-------- Data supplied --------
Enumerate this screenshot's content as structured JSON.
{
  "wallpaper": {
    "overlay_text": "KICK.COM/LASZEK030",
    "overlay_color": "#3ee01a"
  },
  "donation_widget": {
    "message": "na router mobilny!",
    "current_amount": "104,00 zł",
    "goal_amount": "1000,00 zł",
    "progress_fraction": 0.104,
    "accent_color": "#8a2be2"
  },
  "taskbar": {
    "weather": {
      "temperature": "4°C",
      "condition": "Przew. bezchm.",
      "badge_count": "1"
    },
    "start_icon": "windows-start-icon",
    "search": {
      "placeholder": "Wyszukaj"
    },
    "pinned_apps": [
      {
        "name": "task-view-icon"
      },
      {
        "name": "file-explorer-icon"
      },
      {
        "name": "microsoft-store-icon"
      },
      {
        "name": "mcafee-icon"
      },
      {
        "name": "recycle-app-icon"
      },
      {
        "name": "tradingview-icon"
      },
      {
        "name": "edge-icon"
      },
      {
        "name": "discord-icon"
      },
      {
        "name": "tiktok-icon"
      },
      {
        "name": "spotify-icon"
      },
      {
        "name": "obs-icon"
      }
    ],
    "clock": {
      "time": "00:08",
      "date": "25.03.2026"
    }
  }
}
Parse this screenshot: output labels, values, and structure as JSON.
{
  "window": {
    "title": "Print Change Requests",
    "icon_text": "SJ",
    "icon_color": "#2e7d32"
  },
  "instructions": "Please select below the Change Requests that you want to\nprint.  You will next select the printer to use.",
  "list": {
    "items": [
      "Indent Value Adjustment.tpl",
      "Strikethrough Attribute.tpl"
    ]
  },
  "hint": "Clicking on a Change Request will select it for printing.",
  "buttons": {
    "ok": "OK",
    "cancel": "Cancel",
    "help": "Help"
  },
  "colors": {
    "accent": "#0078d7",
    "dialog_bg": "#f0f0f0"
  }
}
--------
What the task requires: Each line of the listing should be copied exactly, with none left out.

Reply:
Enumerate this screenshot's content as structured JSON.
{
  "wallpaper": {
    "overlay_text": "KICK.COM/LASZEK030",
    "overlay_color": "#3ee01a"
  },
  "donation_widget": {
    "message": "na router mobilny!",
    "current_amount": "104,00 zł",
    "goal_amount": "1000,00 zł",
    "progress_fraction": 0.104,
    "accent_color": "#8a2be2"
  },
  "taskbar": {
    "weather": {
      "temperature": "4°C",
      "condition": "Przew. bezchm.",
      "badge_count": "1"
    },
    "start_icon": "windows-start-icon",
    "search": {
      "placeholder": "Wyszukaj"
    },
    "pinned_apps": [
      {
        "name": "task-view-icon"
      },
      {
        "name": "file-explorer-icon"
      },
      {
        "name": "microsoft-store-icon"
      },
      {
        "name": "mcafee-icon"
      },
      {
        "name": "recycle-app-icon"
      },
      {
        "name": "tradingview-icon"
      },
      {
        "name": "edge-icon"
      },
      {
        "name": "discord-icon"
      },
      {
        "name": "tiktok-icon"
      },
      {
        "name": "spotify-icon"
      },
      {
        "name": "obs-icon"
      }
    ],
    "clock": {
      "time": "00:08",
      "date": "25.03.2026"
    }
  }
}
Parse this screenshot: output labels, values, and structure as JSON.
{
  "window": {
    "title": "Print Change Requests",
    "icon_text": "SJ",
    "icon_color": "#2e7d32"
  },
  "instructions": "Please select below the Change Requests that you want to\nprint.  You will next select the printer to use.",
  "list": {
    "items": [
      "Indent Value Adjustment.tpl",
      "Strikethrough Attribute.tpl"
    ]
  },
  "hint": "Clicking on a Change Request will select it for printing.",
  "buttons": {
    "ok": "OK",
    "cancel": "Cancel",
    "help": "Help"
  },
  "colors": {
    "accent": "#0078d7",
    "dialog_bg": "#f0f0f0"
  }
}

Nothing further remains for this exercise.